Assigned task - Report every line below that carries the word "Specifications".
(Given records begins)
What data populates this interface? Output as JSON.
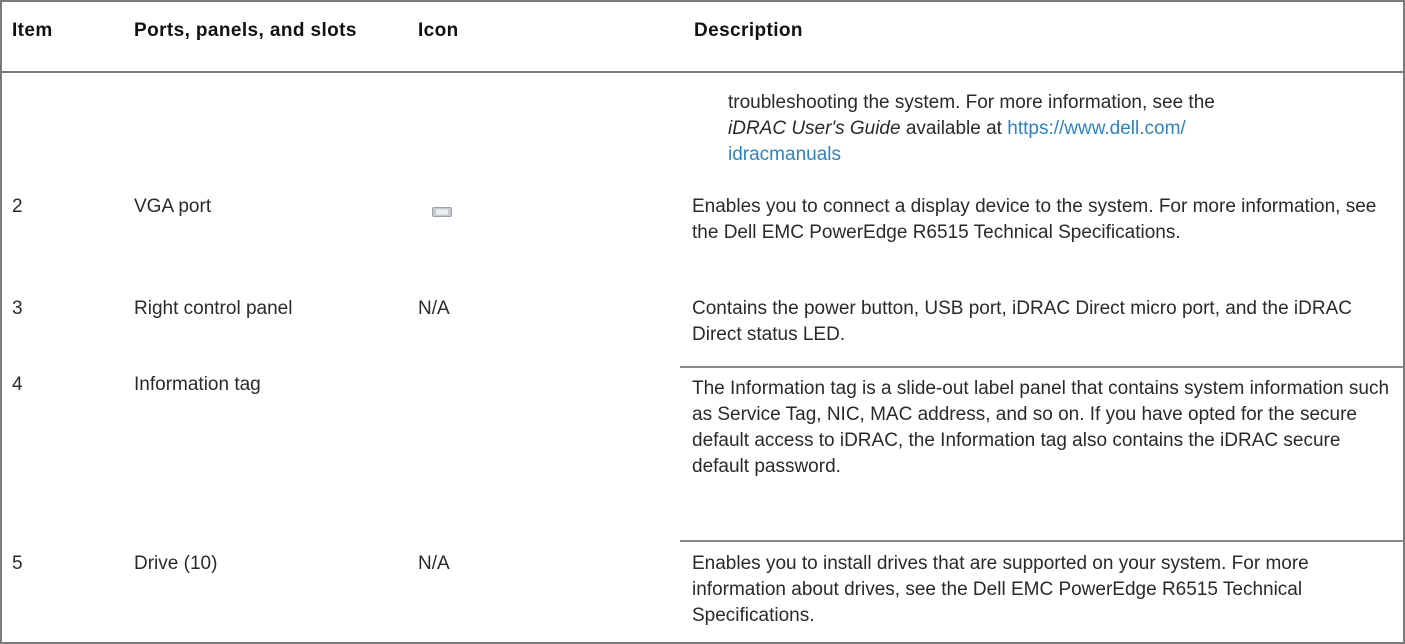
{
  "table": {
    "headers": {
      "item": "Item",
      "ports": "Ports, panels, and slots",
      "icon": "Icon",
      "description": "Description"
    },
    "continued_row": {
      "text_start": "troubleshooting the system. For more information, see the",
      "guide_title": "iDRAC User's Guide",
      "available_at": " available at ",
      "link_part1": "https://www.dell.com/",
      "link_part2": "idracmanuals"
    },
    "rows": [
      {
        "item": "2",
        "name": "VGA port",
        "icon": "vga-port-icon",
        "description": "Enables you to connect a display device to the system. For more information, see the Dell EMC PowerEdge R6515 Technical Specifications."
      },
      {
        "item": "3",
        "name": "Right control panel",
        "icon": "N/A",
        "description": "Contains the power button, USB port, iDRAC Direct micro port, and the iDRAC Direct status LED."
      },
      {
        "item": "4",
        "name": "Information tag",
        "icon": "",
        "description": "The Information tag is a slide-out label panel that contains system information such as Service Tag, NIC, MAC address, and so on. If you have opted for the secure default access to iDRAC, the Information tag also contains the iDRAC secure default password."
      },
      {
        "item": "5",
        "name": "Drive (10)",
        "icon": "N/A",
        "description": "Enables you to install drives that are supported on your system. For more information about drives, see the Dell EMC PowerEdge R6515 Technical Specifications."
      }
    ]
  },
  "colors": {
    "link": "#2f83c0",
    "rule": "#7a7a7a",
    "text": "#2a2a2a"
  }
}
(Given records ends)
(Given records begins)
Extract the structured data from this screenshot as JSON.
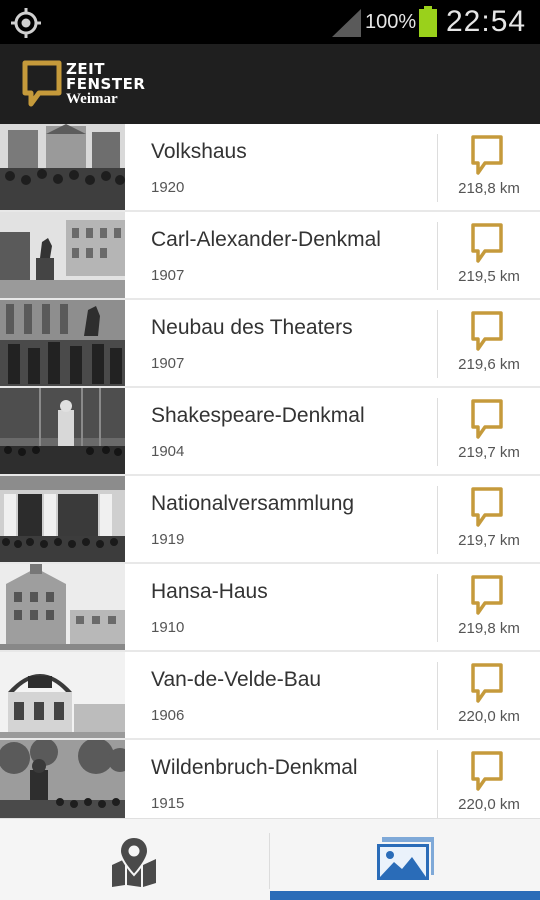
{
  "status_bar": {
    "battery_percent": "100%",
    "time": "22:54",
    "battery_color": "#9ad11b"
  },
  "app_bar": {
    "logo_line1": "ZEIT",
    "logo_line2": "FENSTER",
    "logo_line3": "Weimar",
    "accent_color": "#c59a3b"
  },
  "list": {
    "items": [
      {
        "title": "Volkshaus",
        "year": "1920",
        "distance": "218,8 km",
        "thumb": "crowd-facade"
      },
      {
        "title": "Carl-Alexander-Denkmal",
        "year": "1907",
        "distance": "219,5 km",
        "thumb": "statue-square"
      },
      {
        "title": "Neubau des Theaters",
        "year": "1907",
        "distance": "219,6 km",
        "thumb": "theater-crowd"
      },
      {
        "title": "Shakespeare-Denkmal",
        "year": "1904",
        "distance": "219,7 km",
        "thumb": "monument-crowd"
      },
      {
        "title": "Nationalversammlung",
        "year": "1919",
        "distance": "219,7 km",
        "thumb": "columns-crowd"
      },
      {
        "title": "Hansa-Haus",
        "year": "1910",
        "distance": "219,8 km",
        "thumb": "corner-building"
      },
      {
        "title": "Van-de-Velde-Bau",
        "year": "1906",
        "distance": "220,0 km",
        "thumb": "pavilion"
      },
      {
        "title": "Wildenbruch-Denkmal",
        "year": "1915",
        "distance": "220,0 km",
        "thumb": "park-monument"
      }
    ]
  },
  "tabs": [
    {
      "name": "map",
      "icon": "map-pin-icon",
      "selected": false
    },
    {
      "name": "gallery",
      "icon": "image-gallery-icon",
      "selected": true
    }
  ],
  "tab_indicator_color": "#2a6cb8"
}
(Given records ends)
Answer below -
        "description": "Enables you to connect a display device to the system. For more information, see the Dell EMC PowerEdge R6515 Technical Specifications."
        "description": "Enables you to install drives that are supported on your system. For more information about drives, see the Dell EMC PowerEdge R6515 Technical Specifications."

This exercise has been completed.